◆ Records:
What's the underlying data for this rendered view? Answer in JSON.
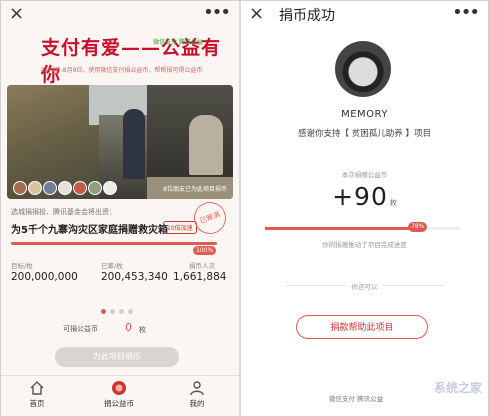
{
  "left": {
    "close": "×",
    "more": "•••",
    "hero_title": "支付有爱——公益有你",
    "hero_brand": "微信支付 腾讯公益",
    "hero_sub": "8月9日-8月9日，使用微信支付捐公益币，帮帮捐可得公益币",
    "photo_caption": "8位朋友已为此项目捐币",
    "project_pre": "选城捐捐投、腾讯基金会将出资：",
    "project_title": "为5千个九寨沟灾区家庭捐赠救灾箱",
    "tag": "10倍加速",
    "stamp": "已筹满",
    "progress_badge": "100%",
    "progress_percent": 100,
    "stats": [
      {
        "label": "目标/枚",
        "value": "200,000,000"
      },
      {
        "label": "已筹/枚",
        "value": "200,453,340"
      },
      {
        "label": "捐币人次",
        "value": "1,661,884"
      }
    ],
    "coins_label": "可捐公益币",
    "coins_value": "0",
    "coins_unit": "枚",
    "donate_button": "为此项目捐币",
    "tabs": [
      {
        "label": "首页"
      },
      {
        "label": "捐公益币"
      },
      {
        "label": "我的"
      }
    ]
  },
  "right": {
    "close": "×",
    "title": "捐币成功",
    "more": "•••",
    "username": "MEMORY",
    "thanks": "感谢你支持【 贫困孤儿助养 】项目",
    "coin_label": "本次捐赠公益币",
    "coin_amount": "+90",
    "coin_unit": "枚",
    "progress_badge": "78%",
    "progress_percent": 78,
    "progress_caption": "你的捐赠推动了项目完成进度",
    "separator_text": "你还可以",
    "help_button": "捐款帮助此项目",
    "footer_brand": "微信支付 腾讯公益",
    "watermark": "系统之家"
  },
  "colors": {
    "accent": "#e05a52",
    "brand_red": "#c8102e"
  }
}
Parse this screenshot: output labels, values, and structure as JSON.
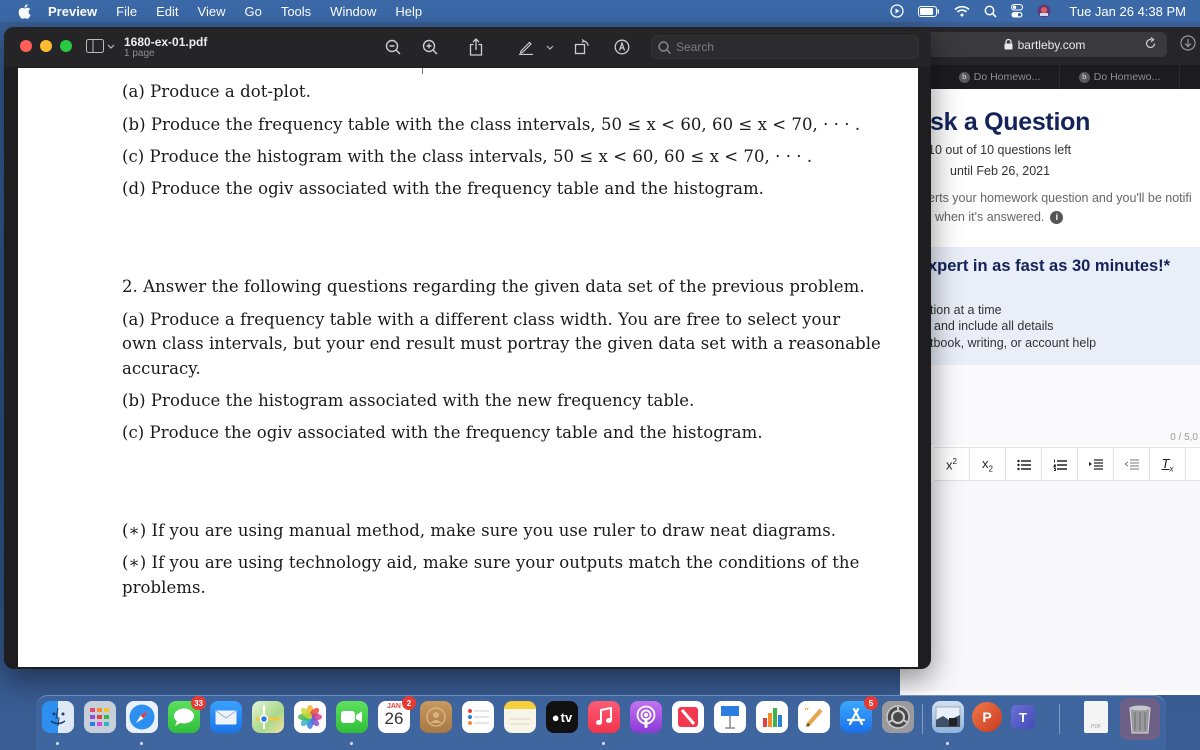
{
  "menubar": {
    "app_name": "Preview",
    "menus": [
      "File",
      "Edit",
      "View",
      "Go",
      "Tools",
      "Window",
      "Help"
    ],
    "clock": "Tue Jan 26  4:38 PM",
    "status_icons": [
      "screen-record-icon",
      "battery-icon",
      "wifi-icon",
      "spotlight-icon",
      "control-center-icon",
      "user-avatar-icon"
    ]
  },
  "preview_window": {
    "document_title": "1680-ex-01.pdf",
    "page_count": "1 page",
    "search": {
      "placeholder": "Search",
      "value": ""
    },
    "toolbar_icons": [
      "zoom-out-icon",
      "zoom-in-icon",
      "share-icon",
      "markup-pen-icon",
      "chevron-down-icon",
      "rotate-icon",
      "annotate-icon"
    ]
  },
  "document": {
    "problem1_parts": [
      "(a)  Produce a dot-plot.",
      "(b)  Produce the frequency table with the class intervals, 50 ≤ x < 60, 60 ≤ x < 70, · · · .",
      "(c)  Produce the histogram with the class intervals, 50 ≤ x < 60, 60 ≤ x < 70, · · · .",
      "(d)  Produce the ogiv associated with the frequency table and the histogram."
    ],
    "problem2_heading": "2. Answer the following questions regarding the given data set of the previous problem.",
    "problem2_a_line1": "(a)  Produce a frequency table with a different class width.  You are free to select your",
    "problem2_a_line2": "own class intervals, but your end result must portray the given data set with a reasonable",
    "problem2_a_line3": "accuracy.",
    "problem2_b": "(b)  Produce the histogram associated with the new frequency table.",
    "problem2_c": "(c)  Produce the ogiv associated with the frequency table and the histogram.",
    "note1": "(∗)  If you are using manual method, make sure you use ruler to draw neat diagrams.",
    "note2_line1": "(∗)  If you are using technology aid, make sure your outputs match the conditions of the",
    "note2_line2": "problems."
  },
  "safari": {
    "url": "bartleby.com",
    "tabs": [
      "Do Homewo...",
      "Do Homewo..."
    ],
    "ask_title": "sk a Question",
    "questions_left": "10 out of 10 questions left",
    "until_date": "until Feb 26, 2021",
    "desc_line1": "erts your homework question and you'll be notifi",
    "desc_line2": "when it's answered.",
    "expert_title": "xpert in as fast as 30 minutes!*",
    "expert_lines": [
      "tion at a time",
      "and include all details",
      "tbook, writing, or account help"
    ],
    "char_counter": "0 / 5,0",
    "editor_buttons": [
      "superscript",
      "subscript",
      "bullet-list",
      "numbered-list",
      "indent",
      "outdent",
      "clear-format"
    ]
  },
  "dock": {
    "apps": [
      {
        "name": "Finder"
      },
      {
        "name": "Launchpad"
      },
      {
        "name": "Safari"
      },
      {
        "name": "Messages",
        "badge": "33"
      },
      {
        "name": "Mail"
      },
      {
        "name": "Maps"
      },
      {
        "name": "Photos"
      },
      {
        "name": "FaceTime"
      },
      {
        "name": "Calendar",
        "badge": "2",
        "month": "JAN",
        "day": "26"
      },
      {
        "name": "Contacts"
      },
      {
        "name": "Reminders"
      },
      {
        "name": "Notes"
      },
      {
        "name": "TV",
        "label": "tv"
      },
      {
        "name": "Music"
      },
      {
        "name": "Podcasts"
      },
      {
        "name": "News"
      },
      {
        "name": "Keynote"
      },
      {
        "name": "Numbers"
      },
      {
        "name": "Pages"
      },
      {
        "name": "App Store",
        "badge": "5"
      },
      {
        "name": "System Preferences"
      },
      {
        "name": "Preview"
      },
      {
        "name": "PowerPoint",
        "label": "P"
      },
      {
        "name": "Teams",
        "label": "T"
      },
      {
        "name": "PDF Document",
        "label": "PDF"
      },
      {
        "name": "Trash"
      }
    ]
  }
}
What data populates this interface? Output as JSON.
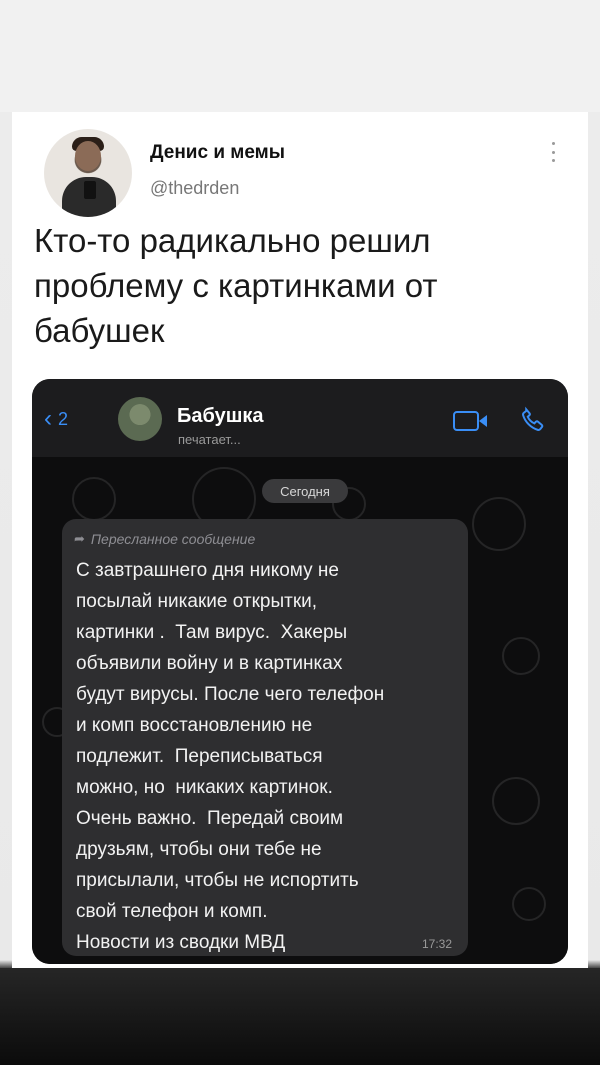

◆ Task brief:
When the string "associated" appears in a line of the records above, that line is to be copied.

◆ Expected answer:
      "(d)  Produce the ogiv associated with the frequency table and the histogram."
    "problem2_b": "(b)  Produce the histogram associated with the new frequency table.",
    "problem2_c": "(c)  Produce the ogiv associated with the frequency table and the histogram.",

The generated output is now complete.